It’s summer in Paris and two tourists have been killed in Père La Chaise cemetery in front of Jim Morrison’s grave. The killer leaves the bodies untouched but moves deeper into the cemetery, where he breaks into the crypt of a long-dead Moulin Rouge dancer. In a bizarre twist, he disappears into the night with part of her skeleton. The cemetery is locked down and put under surveillance, but the thief returns, flitting in and out like a ghost, taking more bones from another legendary can-can dancer under cover of night. One of the dead tourists proves to be an American and the other a woman linked to a known terrorist; so the US ambassador sends his best man and the embassy's head of security-Hugo Marston-to help the French police with their investigation. At first, Hugo is stumped. How does this killer operate unseen? And why is he stealing the bones of once-famous can-can girls? Hugo cracks the secrets of the graveyard, but soon realizes that old bones aren't all this serial killer wants: his ultimate plan requires the flesh and organs of the living. And when the crypt thief spots the former FBI agent on his tail, he decides that Hugo's body will do just fine.
This is the second in a series of three books so far featuring Hugo Marston as a US embassy employee based in Paris. I read the first The Bookseller in November last year courtesy of the publisher, Seventh Street books.
This time around Hugo, as head of security becomes involved in investigating the murder of an American citizen, who happens to be the son of a senator. His dead companion is discovered to be a Pakistani citizen who has entered the country on fake documents and with a suspected terrorist, or at the least – person of interest.
Hugo’s friend, Tom with his oft-hinted at, but never defined role with the CIA is assigned to the investigation. The belief being it is terror related.

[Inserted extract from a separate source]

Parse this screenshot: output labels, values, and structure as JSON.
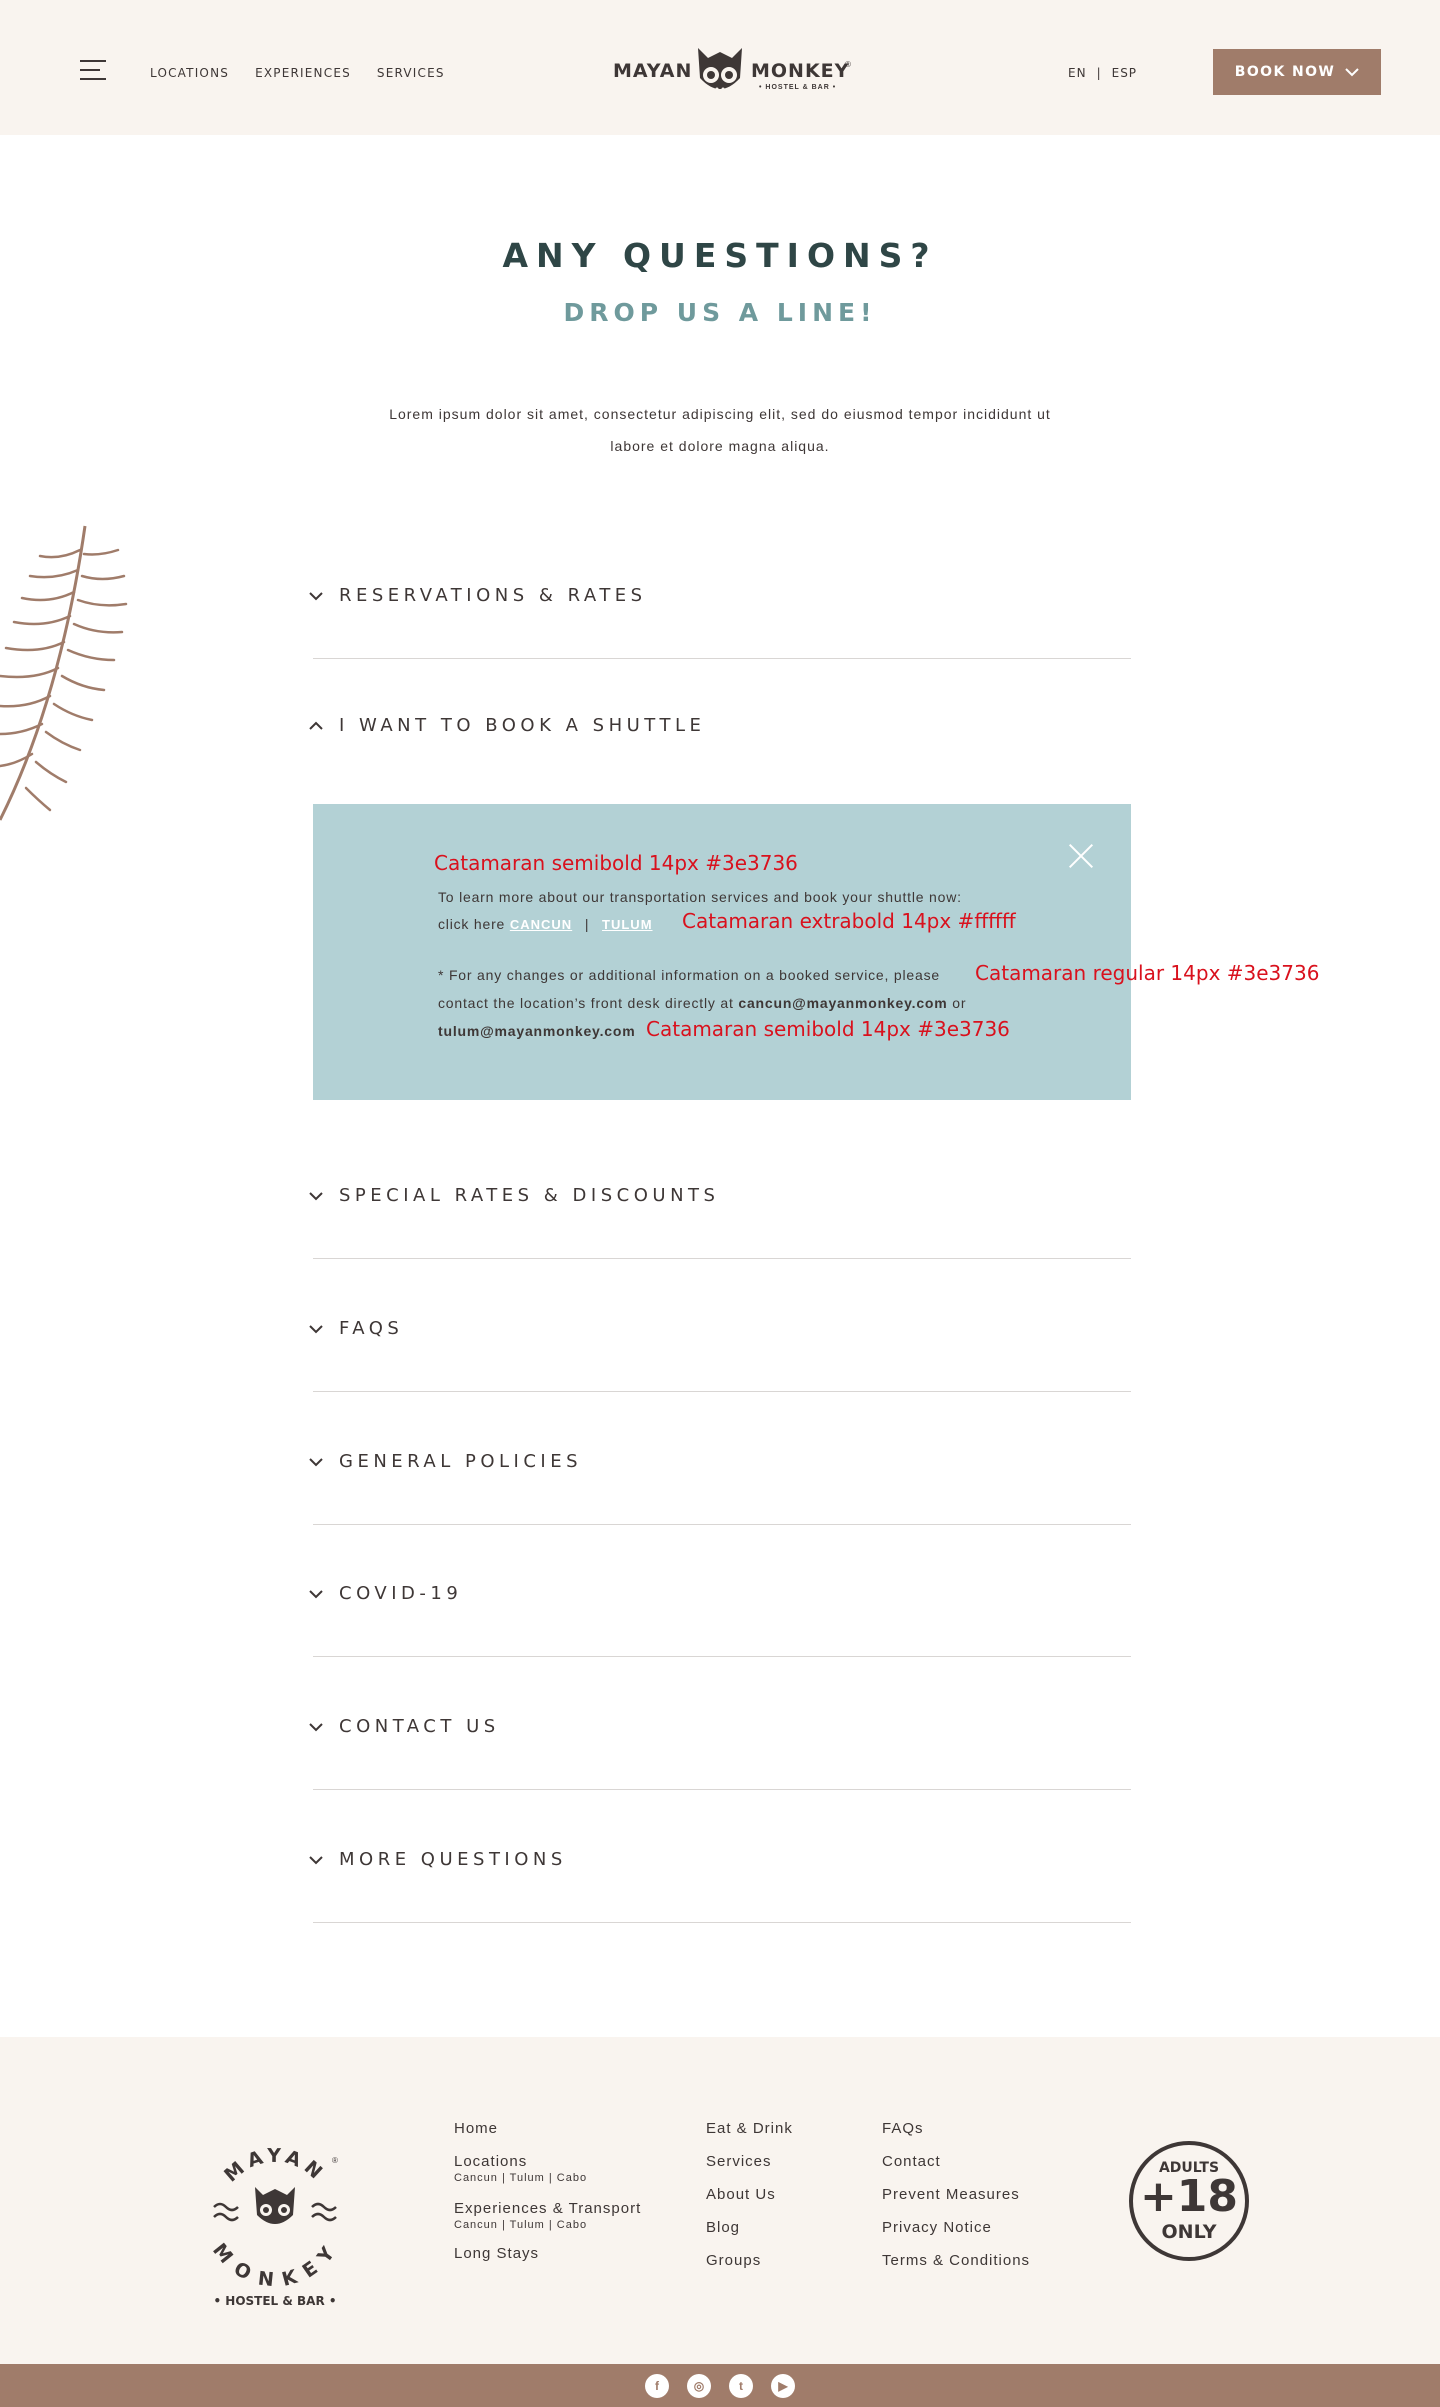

Hugo and to a degree Tom believe the reason for the murders are less straightforward, especially considering the fact that the killer was responsible for desecrating a grave and stealing some bones. Further thefts of bones occur along with additional killings, as Tom and Hugo conduct the investigation in conjunction with the Parisian police – namely Capitaine Garcia and with input from Hugo’s on/off journalist girlfriend Claudia.
I have probably rushed my summary, partly because I found the plot a little bit too........err, unconvincing. We intermittently follow our killer throughout the book and gradually come to understand what his reasons and rationale are for his actions and what the ultimate intention is for his proposed coup de grace. I was just unmoved by it.

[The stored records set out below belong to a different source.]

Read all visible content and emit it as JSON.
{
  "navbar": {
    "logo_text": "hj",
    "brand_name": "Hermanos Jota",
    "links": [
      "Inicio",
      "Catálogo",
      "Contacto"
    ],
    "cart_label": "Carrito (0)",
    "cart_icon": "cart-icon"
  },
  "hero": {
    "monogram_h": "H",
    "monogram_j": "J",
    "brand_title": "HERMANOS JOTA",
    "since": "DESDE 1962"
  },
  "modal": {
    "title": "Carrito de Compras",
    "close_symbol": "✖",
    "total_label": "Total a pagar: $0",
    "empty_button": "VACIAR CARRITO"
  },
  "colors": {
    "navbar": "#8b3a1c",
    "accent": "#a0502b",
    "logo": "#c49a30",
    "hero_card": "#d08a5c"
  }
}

There was still a lot to like about the book. There’s plenty of Paris on show and there’s a familiarity and likeability about the main character Hugo and his friends, Tom, Garcia and Claudia. There’s a lot of banter between Hugo and Tom and the concern about Tom’s health and substance abuse is convincingly presented. I like the recurring characters and enjoy spending time in their company.
Overall – positive points for characters and settings. Less so, for the plot. The investigation was intriguing to a degree as Hugo brought his profiling skills to bear; and remained intriguing whilst there was ambiguity in the enquiry......serial murderer or terrorist angle....the latter part of the book just sort of faded away for me.

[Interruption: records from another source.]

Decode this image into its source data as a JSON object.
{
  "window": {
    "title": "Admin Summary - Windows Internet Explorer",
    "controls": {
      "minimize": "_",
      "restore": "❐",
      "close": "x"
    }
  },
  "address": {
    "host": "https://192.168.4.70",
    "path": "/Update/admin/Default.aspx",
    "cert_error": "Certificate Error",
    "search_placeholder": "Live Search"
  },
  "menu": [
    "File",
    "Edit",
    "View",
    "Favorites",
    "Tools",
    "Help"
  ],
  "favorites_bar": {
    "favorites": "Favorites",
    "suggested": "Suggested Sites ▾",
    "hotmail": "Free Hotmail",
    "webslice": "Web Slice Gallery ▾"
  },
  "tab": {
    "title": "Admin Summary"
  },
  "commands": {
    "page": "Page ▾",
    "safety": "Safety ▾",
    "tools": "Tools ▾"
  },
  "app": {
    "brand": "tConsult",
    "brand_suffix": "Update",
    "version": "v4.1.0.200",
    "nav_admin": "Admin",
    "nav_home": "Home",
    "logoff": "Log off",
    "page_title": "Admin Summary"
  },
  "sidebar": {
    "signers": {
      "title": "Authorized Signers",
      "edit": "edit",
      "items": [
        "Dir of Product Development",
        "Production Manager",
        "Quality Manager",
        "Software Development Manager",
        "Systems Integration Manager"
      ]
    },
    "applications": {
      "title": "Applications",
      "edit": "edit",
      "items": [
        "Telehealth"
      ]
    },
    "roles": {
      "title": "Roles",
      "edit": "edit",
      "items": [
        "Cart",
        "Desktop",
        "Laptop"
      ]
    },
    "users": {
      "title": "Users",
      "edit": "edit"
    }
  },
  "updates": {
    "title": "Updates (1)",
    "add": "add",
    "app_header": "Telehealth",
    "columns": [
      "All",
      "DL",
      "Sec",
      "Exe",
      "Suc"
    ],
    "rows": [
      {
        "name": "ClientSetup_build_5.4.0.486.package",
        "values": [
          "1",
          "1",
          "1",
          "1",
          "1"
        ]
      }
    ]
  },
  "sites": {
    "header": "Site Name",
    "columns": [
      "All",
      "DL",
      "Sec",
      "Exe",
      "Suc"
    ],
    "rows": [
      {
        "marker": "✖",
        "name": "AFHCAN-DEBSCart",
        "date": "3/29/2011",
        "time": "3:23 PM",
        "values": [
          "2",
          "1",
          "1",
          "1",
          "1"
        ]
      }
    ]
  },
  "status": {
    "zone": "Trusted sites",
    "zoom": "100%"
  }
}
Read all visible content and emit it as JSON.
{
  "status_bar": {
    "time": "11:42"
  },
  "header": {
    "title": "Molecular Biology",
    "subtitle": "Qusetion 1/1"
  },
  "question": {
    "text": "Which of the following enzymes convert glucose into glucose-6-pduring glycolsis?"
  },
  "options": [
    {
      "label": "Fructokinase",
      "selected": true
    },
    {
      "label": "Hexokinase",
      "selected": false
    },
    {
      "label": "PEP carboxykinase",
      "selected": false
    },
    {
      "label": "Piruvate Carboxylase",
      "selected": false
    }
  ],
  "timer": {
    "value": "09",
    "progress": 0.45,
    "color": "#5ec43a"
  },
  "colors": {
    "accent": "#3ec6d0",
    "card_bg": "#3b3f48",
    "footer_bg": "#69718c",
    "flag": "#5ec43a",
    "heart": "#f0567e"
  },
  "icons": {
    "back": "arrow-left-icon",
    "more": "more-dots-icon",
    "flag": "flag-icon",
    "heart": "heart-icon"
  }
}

Not as enjoyable for me as The Bookseller.
3 from 5.
The Bookseller thoughts are here. The third in the series The Blood Promise awaits and will be read in the next month or so.
Thanks to the publisher Seventh Street books for my copy of this.